guaranteed as a right under the Mexican constitution (see O
In 2012 and 2013, Mexico continued to be one of the most hostile environments in the
world for journalists and bloggers, who were subject to retaliatory violence from drug
cartels and organized crime (see V
A new telecommunications bill was approved by the Senate on April 30, 2013, and
offers the potential to increase ICT competition and affordability once implemented
In October 2012, two contributors to digital newspaper e-consulta were kidnapped and
robbed by Tlaxcala state police. In April 2013, retaliatory defamation cases were
leveled against five others associated with the site (see V
Evidence of widespread surveillance, including the real-time warrantless recording of
citizens’ phone calls, came to light in 2012 after secret government documents were
made public (see V
Obstacles to Access (0-25)
Limits on Content (0-35)
Violations of User Rights (0-40)
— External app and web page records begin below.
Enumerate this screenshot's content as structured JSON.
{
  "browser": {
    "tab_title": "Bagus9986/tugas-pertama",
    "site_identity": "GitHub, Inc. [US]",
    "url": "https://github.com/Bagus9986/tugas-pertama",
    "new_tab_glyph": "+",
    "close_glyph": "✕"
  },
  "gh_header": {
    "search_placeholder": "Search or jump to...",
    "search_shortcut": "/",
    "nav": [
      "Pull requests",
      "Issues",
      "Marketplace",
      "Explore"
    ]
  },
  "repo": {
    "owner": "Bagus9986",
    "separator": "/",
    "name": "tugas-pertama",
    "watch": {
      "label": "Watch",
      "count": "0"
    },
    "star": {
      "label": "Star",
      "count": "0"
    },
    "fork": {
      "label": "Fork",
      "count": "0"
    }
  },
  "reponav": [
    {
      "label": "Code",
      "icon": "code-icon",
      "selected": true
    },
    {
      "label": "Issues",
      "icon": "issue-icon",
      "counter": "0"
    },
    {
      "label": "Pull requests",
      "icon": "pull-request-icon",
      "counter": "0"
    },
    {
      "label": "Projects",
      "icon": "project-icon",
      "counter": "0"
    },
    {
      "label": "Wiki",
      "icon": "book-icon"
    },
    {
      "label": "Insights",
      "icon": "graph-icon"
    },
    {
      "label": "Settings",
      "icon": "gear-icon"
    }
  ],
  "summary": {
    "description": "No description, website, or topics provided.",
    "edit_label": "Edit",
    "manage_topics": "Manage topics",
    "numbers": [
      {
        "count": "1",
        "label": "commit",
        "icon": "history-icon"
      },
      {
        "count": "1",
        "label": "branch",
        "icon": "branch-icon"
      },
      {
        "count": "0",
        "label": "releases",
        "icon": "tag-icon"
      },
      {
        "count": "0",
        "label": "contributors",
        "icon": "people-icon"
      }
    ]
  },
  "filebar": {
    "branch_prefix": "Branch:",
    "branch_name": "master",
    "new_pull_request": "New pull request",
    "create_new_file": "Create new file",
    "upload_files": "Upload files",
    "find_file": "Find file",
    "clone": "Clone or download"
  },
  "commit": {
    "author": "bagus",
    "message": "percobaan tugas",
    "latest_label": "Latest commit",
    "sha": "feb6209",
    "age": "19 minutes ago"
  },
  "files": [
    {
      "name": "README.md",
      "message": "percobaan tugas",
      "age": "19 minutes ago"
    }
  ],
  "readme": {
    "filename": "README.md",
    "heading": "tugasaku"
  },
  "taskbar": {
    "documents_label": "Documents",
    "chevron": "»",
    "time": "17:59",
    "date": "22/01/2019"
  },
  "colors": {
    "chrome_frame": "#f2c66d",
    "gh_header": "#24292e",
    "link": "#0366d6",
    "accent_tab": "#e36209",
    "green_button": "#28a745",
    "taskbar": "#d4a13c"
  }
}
*0=most free, 100=least free
Documents you may be interested
Documents you may be interested